Pandoravirus, bigger and unlike anything seen before

pandoravirusThe discovery of the giant Mimivirus and Megavirus amazed virologists (and also many others). Their virions (750 nanometers) and DNA genomes (1,259,000 base pairs) were the biggest ever discovered, shattering the notions that viruses could not be seen with a light microscope, and that viral genomes were smaller than bacterial genomes. Now two even bigger viruses have been discovered, which are physically and genetically unlike any previously known viruses. They have been called Pandoraviruses.

Both new viruses were isolated by culturing environmental samples in the amoeba Acanthamoeba castellaniPandoravirus salinus was isolated from shallow marine sediment in a river at the coast of central Chile, and Pandoravirus dulcis was obtained from mud at the bottom of a freshwater pond near Melbourne, Australia. The P. salinus genome is at least 2.77 megabases in length (there is some uncertainty in the actual length due to the presence of repeated sequences at the ends of the DNA), while the P. dulcis genome is 2.47 megabases in length. The smaller P. dulcis genome is a subset of the P. salinus genome.

These new genomes are twice as large as those of previously described viruses, and bigger than the genomes of intracellular bacteria such as Tremblaya (138,927 base pairs) and Rickettsia (1,111,523 bp), some free living bacteria, and many free living Archaea.

While the huge sizes of the Pandoravirus virion and genomes are amazing, I find three other features of these viruses even more remarkable. The first is their atypical replication cycle. The virions are taken into amoebae by phagocytic vacuoles, and upon fusing with the vacuole membrane, the virion contents are released into the cytoplasm via a pore on the virion apex. Within 2-4 hours the cell nucleus is reorganized, and by 8-10 hours new particles appear where the nucleus once was. Pandoravirus DNA and virions are synthesized and assembled simultaneously, in contrast to eukaryotic DNA viruses and phages which fill pre-formed capsids with DNA. Virions are released by 10-15 hours as the cells lyse.

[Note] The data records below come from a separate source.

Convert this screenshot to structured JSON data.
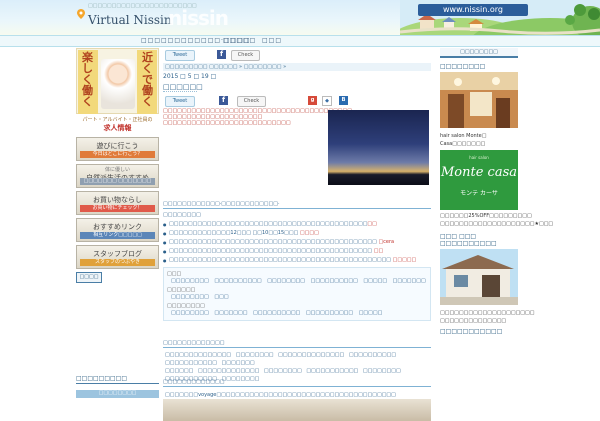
{
  "header": {
    "tagline": "□□□□□□□□□□□□□□□□□□□□□□□",
    "site_name": "Virtual Nissin",
    "ghost_text": "nissin",
    "url": "www.nissin.org"
  },
  "nav": {
    "items": [
      "□□□□□□□□□□□□·□□□□",
      "□□□□□",
      "□□□"
    ]
  },
  "left": {
    "promo": {
      "left_text": "楽しく働く",
      "right_text": "近くで働く",
      "caption": "パート・アルバイト・正社員の",
      "job": "求人情報"
    },
    "buttons": [
      {
        "title": "遊びに行こう",
        "sub": "今日はどこに行こう？",
        "sub_color": "#e07b3a"
      },
      {
        "title": "自然派生活のすすめ",
        "sub": "□□□□□□□ □□□□□□□",
        "sub_color": "#8f9fb0",
        "top": "体に優しい"
      },
      {
        "title": "お買い物ならし",
        "sub": "お買い物にチェック！",
        "sub_color": "#e05a4a"
      },
      {
        "title": "おすすめリンク",
        "sub": "相互リンク□□□□□",
        "sub_color": "#5b86b8"
      },
      {
        "title": "スタッフブログ",
        "sub": "スタッフのつぶやき",
        "sub_color": "#e0a13a"
      }
    ],
    "tag": "□□□□",
    "bottom_title": "□□□□□□□□□",
    "bottom_banner": "□□□□□□□□"
  },
  "main": {
    "share": {
      "tweet": "Tweet",
      "check": "Check"
    },
    "breadcrumb": "□□□□□□□□□ □□□□□□ » □□□□□□□□ »",
    "date": "2015 □ 5 □ 19 □",
    "post_title": "□□□□□□",
    "share2": {
      "tweet": "Tweet",
      "check": "Check"
    },
    "red_lines": [
      "□□□□□□□□□□□□□□□□□□□□□□□□□□□□□□□□□□□□□□□□",
      "□□□□□□□□□□□□□□□□□□□□□",
      "□□□□□□□□□□□□□□□□□□□□□□□□□□□"
    ],
    "related_heading": "□□□□□□□□□□□□·□□□□□□□□□□□□·",
    "related_sub": "□□□□□□□□",
    "related_items": [
      {
        "text": "□□□□□□□□□□□□□□□□□□□□□□□□□□□□□□□□□□□□□□□□□□",
        "tail": "□□"
      },
      {
        "text": "□□□□□□□□□□□□□12□□□ □□10□□15□□□ ",
        "tail": "□□□□"
      },
      {
        "text": "□□□□□□□□□□□□□□□□□□□□□□□□□□□□□□□□□□□□□□□□□□□□ ",
        "tail": "□cera"
      },
      {
        "text": "□□□□□□□□□□□□□□□□□□□□□□□□□□□□□□□□□□□□□□□□□□□ ",
        "tail": "□□"
      },
      {
        "text": "□□□□□□□□□□□□□□□□□□□□□□□□□□□□□□□□□□□□□□□□□□□□□□□ ",
        "tail": "□□□□□"
      }
    ],
    "tag_groups": [
      {
        "label": "□□□",
        "items": "□□□□□□□□ □□□□□□□□□□ □□□□□□□□ □□□□□□□□□□ □□□□□ □□□□□□□"
      },
      {
        "label": "□□□□□□",
        "items": "□□□□□□□□ □□□"
      },
      {
        "label": "□□□□□□□□",
        "items": "□□□□□□□□ □□□□□□□ □□□□□□□□□□ □□□□□□□□□□ □□□□□"
      }
    ],
    "section2_heading": "□□□□□□□□□□□□□",
    "section2_lines": [
      "□□□□□□□□□□□□□□ □□□□□□□□ □□□□□□□□□□□□□□ □□□□□□□□□□ □□□□□□□□□□□ □□□□□□□",
      "□□□□□□ □□□□□□□□□□□□□ □□□□□□□□ □□□□□□□□□□□ □□□□□□□□ □□□□□□□□□□□ □□□□□□□□"
    ],
    "section3_heading": "□□□□□□□□□□□□□",
    "section3_line": "□□□□□□□voyage□□□□□□□□□□□□□□□□□□□□□□□□□□□□□□□□□□□□□□"
  },
  "right": {
    "tag": "□□□□□□□□",
    "shop1_title": "□□□□□□□□",
    "shop2_text": [
      "hair salon Monte□",
      "Casa□□□□□□□"
    ],
    "shop2_promo": [
      "□□□□□□25%OFF□□□□□□□□□",
      "□□□□□□□□□□□□□□□□□□□□★□□□"
    ],
    "shop3_title": "□□□ □□□ □□□□□□□□□□",
    "shop3_text": [
      "□□□□□□□□□□□□□□□□□□□□",
      "□□□□□□□□□□□□□□"
    ],
    "shop4_title": "□□□□□□□□□□□"
  },
  "colors": {
    "brand_blue": "#2a5f8a",
    "accent_red": "#c0302a",
    "monte_green": "#2f9a3e"
  }
}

A second amazing feature is that most of the P. salinus open reading frames encode brand-new proteins. Of the 2,556 putative protein coding sequences in the P. salinus genome, 93% have no recognizable counterparts among known proteins. Some of the genes found in large DNA viruses are present, such as those encoding DNA polymerase and DNA-dependent RNA polymerase, and several amino acyl-tRNA synthetases, like members of the Megaviridae. Curiously, many of the Pandoravirus coding regions contain intervening sequences, which must be removed by RNA splicing. This process is known to occur only in the cell nucleus, suggesting that some Pandoravirus transcription occurs in that organelle. The lack of gene homology leads to authors to conclude that ‘no microorganism closely related to P. salinus has ever been sequenced’.

I am also impressed by what the authors describe as the ‘alien morphological features’ of the virions. The oval-shaped particles are 1 micron in length and 0.5 microns in diameter, easily visible by light microscopy. They are wrapped in a three-layered envelope with a pore at one end of the particle, and resemble nothing that has ever been seen before (see photograph).

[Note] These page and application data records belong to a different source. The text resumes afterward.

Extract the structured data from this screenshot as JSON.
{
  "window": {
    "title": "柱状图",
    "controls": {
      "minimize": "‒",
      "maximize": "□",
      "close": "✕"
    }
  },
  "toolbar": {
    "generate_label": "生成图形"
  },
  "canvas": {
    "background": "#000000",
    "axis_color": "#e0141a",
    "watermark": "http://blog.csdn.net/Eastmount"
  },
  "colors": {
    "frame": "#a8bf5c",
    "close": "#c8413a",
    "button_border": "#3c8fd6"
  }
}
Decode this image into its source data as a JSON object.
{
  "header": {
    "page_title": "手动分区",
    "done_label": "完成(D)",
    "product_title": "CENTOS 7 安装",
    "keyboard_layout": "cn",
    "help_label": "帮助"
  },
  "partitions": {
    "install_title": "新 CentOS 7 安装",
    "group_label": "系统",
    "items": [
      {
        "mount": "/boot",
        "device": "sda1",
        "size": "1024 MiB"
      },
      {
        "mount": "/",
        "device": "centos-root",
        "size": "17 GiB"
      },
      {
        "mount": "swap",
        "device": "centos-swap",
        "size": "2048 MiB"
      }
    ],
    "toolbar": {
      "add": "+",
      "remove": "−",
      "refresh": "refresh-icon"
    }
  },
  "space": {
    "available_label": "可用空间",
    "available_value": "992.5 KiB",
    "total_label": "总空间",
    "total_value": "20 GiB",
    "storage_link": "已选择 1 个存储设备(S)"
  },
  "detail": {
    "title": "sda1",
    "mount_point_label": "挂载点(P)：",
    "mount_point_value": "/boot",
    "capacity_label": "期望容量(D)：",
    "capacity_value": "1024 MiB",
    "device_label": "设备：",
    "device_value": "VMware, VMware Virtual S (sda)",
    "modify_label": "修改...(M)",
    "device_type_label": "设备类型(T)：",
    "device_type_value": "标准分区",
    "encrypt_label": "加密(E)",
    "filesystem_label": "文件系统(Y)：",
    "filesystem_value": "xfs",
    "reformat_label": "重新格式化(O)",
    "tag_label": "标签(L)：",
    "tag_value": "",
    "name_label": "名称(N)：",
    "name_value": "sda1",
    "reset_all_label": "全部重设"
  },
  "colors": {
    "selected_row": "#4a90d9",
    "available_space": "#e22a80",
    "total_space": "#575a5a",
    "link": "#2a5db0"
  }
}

How much bigger can viruses get? I don’t know the answer but I would guess even bigger than Pandoraviruses. The membranous Pandoravirus particle could easily accommodate even larger genomes. How big can a virus get and still be a virus? The answer to that question is easy: it is a virus as long as it requires a cell for replication.

These remarkable findings further emphasize the need for scientists to pursue their curiosity, and not only work on problems of obvious medical relevance. As the authors write,

This work is a reminder that our census of the microbial diversity is far from comprehensive and that some important clues about the fundamental nature of the relationship between the viral and the cellular world might still lie within unexplored environments.

Continuing their playful naming of giant viruses, the authors note that the name Pandoravirus reflects their ‘lack of similarity with previously described microorganisms and the surprises expected from their future study’.